Disease, religion, and the “here and now”


Smallpox didn’t rate a line in the ‘Western Civilization textbook that I used in 1961—The Course of Civilization, by Strayer, Gatzke, and Harison.  In fact, the Plague, or Black Death, which some now think wiped out a third of Europe’s population in the mid fourteenth century, gets less than a page. Ironically, the disease is credited with preceding and influencing “bloody peasant rebellions…, senseless civil wars,” and “the witchcraft delusion,” in which “innocent men and women were falsely accused of practicing black magic.”
Prior to Alfred Crosby’s linking biology to traditional history, I guess that was par for the course: history was wars and politics; disease was for the biologists and epidemiologists to discover and discuss, and poets to mourn. Mention was brief and, like the Salem Witch Trials, a sideshow left to novelists and preachers to explore.
Even without the plague, life in medieval Europe—for the more than 80 percent
Read The Article

Browsing and Black Robes

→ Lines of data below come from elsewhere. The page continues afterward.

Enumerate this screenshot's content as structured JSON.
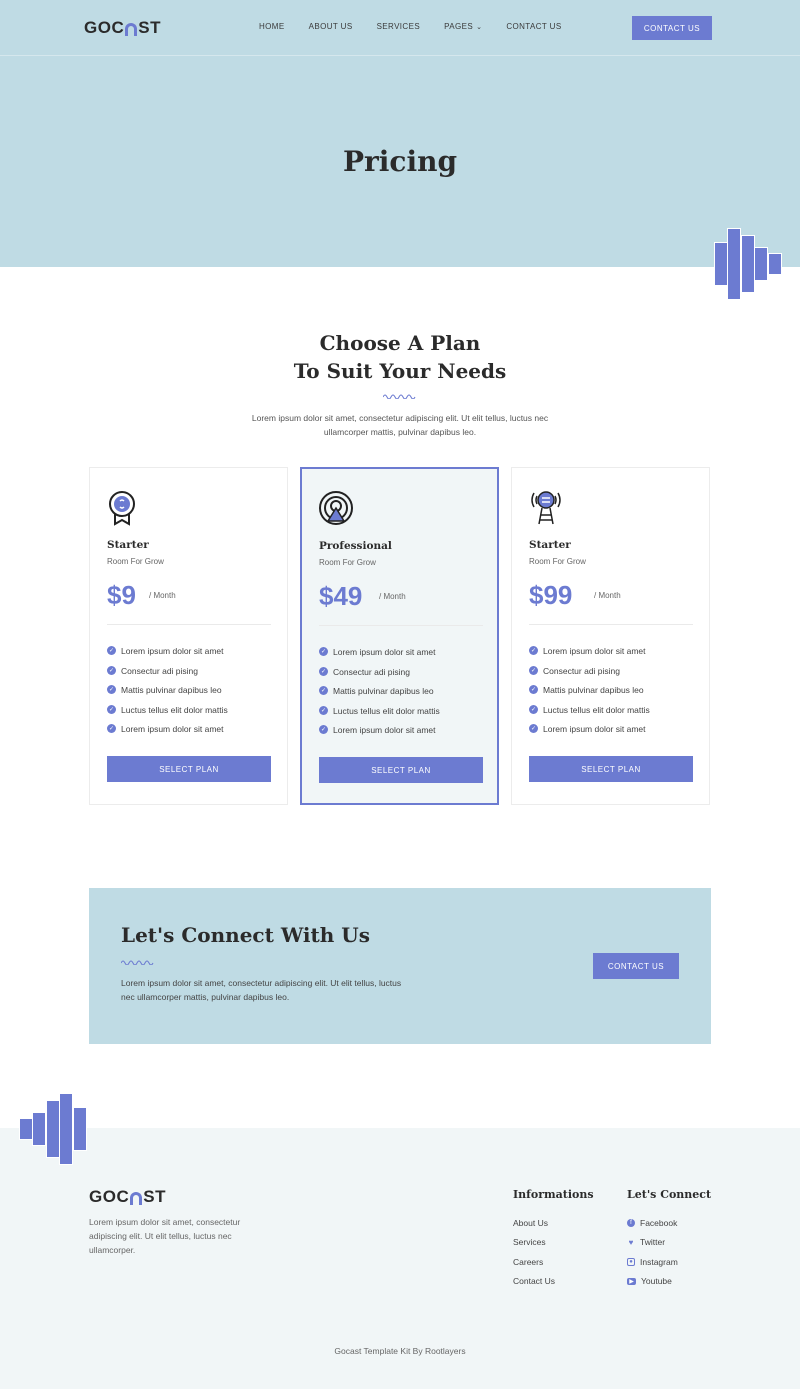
{
  "brand": {
    "logo_left": "GOC",
    "logo_right": "ST",
    "accent": "#6c7bd1",
    "hero_bg": "#bfdbe4",
    "footer_bg": "#f1f6f7"
  },
  "nav": {
    "items": [
      "HOME",
      "ABOUT US",
      "SERVICES",
      "PAGES",
      "CONTACT US"
    ],
    "pages_icon": "chevron-down-icon",
    "cta": "CONTACT US"
  },
  "hero": {
    "title": "Pricing"
  },
  "plans": {
    "title_line1": "Choose A Plan",
    "title_line2": "To Suit Your Needs",
    "description": "Lorem ipsum dolor sit amet, consectetur adipiscing elit. Ut elit tellus, luctus nec ullamcorper mattis, pulvinar dapibus leo.",
    "cards": [
      {
        "icon": "badge-icon",
        "name": "Starter",
        "subtitle": "Room For Grow",
        "price": "$9",
        "period": "/ Month",
        "features": [
          "Lorem ipsum dolor sit amet",
          "Consectur adi pising",
          "Mattis pulvinar dapibus leo",
          "Luctus tellus elit dolor mattis",
          "Lorem ipsum dolor sit amet"
        ],
        "button": "SELECT PLAN"
      },
      {
        "icon": "broadcast-icon",
        "name": "Professional",
        "subtitle": "Room For Grow",
        "price": "$49",
        "period": "/ Month",
        "features": [
          "Lorem ipsum dolor sit amet",
          "Consectur adi pising",
          "Mattis pulvinar dapibus leo",
          "Luctus tellus elit dolor mattis",
          "Lorem ipsum dolor sit amet"
        ],
        "button": "SELECT PLAN"
      },
      {
        "icon": "antenna-icon",
        "name": "Starter",
        "subtitle": "Room For Grow",
        "price": "$99",
        "period": "/ Month",
        "features": [
          "Lorem ipsum dolor sit amet",
          "Consectur adi pising",
          "Mattis pulvinar dapibus leo",
          "Luctus tellus elit dolor mattis",
          "Lorem ipsum dolor sit amet"
        ],
        "button": "SELECT PLAN"
      }
    ]
  },
  "connect": {
    "title": "Let's Connect With Us",
    "text": "Lorem ipsum dolor sit amet, consectetur adipiscing elit. Ut elit tellus, luctus nec ullamcorper mattis, pulvinar dapibus leo.",
    "cta": "CONTACT US"
  },
  "footer": {
    "about": "Lorem ipsum dolor sit amet, consectetur adipiscing elit. Ut elit tellus, luctus nec ullamcorper.",
    "info_title": "Informations",
    "info_links": [
      "About Us",
      "Services",
      "Careers",
      "Contact Us"
    ],
    "connect_title": "Let's Connect",
    "social_links": [
      {
        "icon": "facebook-icon",
        "label": "Facebook"
      },
      {
        "icon": "twitter-icon",
        "label": "Twitter"
      },
      {
        "icon": "instagram-icon",
        "label": "Instagram"
      },
      {
        "icon": "youtube-icon",
        "label": "Youtube"
      }
    ],
    "copyright": "Gocast Template Kit By Rootlayers"
  }
}
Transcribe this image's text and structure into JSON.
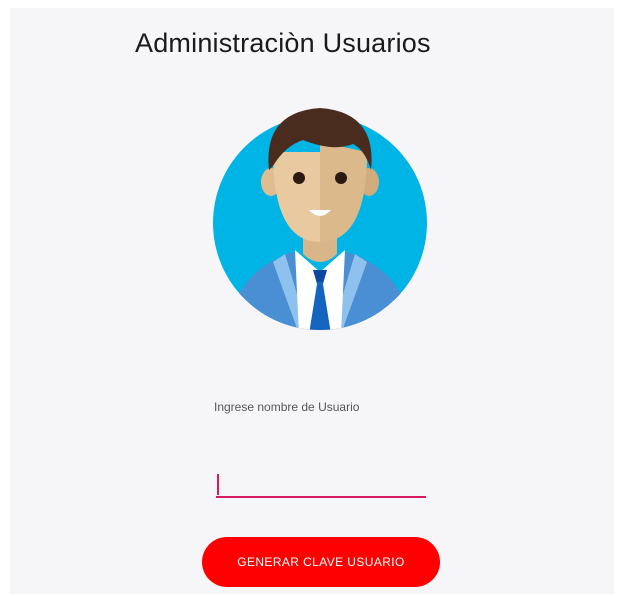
{
  "header": {
    "title": "Administraciòn Usuarios"
  },
  "avatar": {
    "icon": "user-avatar-businessman-icon",
    "colors": {
      "background": "#00b4e6",
      "hair": "#4a2c1f",
      "skin": "#e8c9a0",
      "jacket": "#4a8fd4",
      "tie": "#1565c0"
    }
  },
  "form": {
    "label": "Ingrese nombre de Usuario",
    "input_value": "",
    "accent_color": "#d81b60"
  },
  "actions": {
    "generate_label": "GENERAR CLAVE USUARIO",
    "button_color": "#ff0000"
  }
}
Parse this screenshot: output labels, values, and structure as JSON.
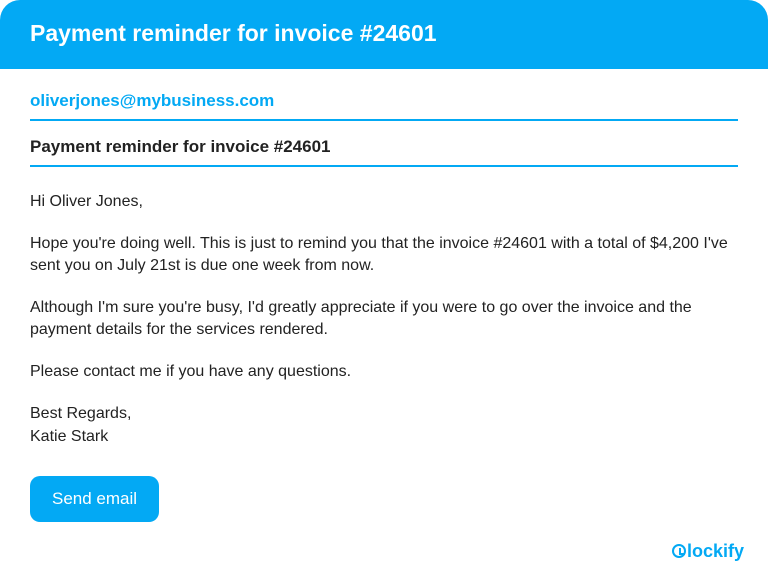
{
  "header": {
    "title": "Payment reminder for invoice #24601"
  },
  "email": {
    "recipient": "oliverjones@mybusiness.com",
    "subject": "Payment reminder for invoice #24601",
    "greeting": "Hi Oliver Jones,",
    "paragraph1": "Hope you're doing well. This is just to remind you that the invoice #24601 with a total of $4,200 I've sent you on July 21st is due one week from now.",
    "paragraph2": "Although I'm sure you're busy, I'd greatly appreciate if you were to go over the invoice and the payment details for the services rendered.",
    "paragraph3": "Please contact me if you have any questions.",
    "signoff_line1": "Best Regards,",
    "signoff_line2": "Katie Stark"
  },
  "actions": {
    "send_label": "Send email"
  },
  "brand": {
    "name": "lockify"
  }
}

Father Pierre-Jean De Smet
One of the great pleasures of being in a library (or a bookstore, where I spent a dozen wonderful years) is browsing. Your eyes scan shelves not with anything particular in mind, but with a lifetime of general interests and a number of current curiosities. A book—or journal or magazine—jumps at you with its shape, color, title, or the image on its cover. You pick it up and, almost unconsciously, look at front and back and open or don’t open and put it back or stick to it a bit longer—sometimes you keep reading. Interests and curiosities are strengthened and changed as you browse, and off you go again, maybe this time searching specifically for a title or subject matter. 
Add continuous reading of Josephy texts and you have my current life at the Josephy Library! This week it was the cover of the Spring 1996 Oregon Historical
Read The Article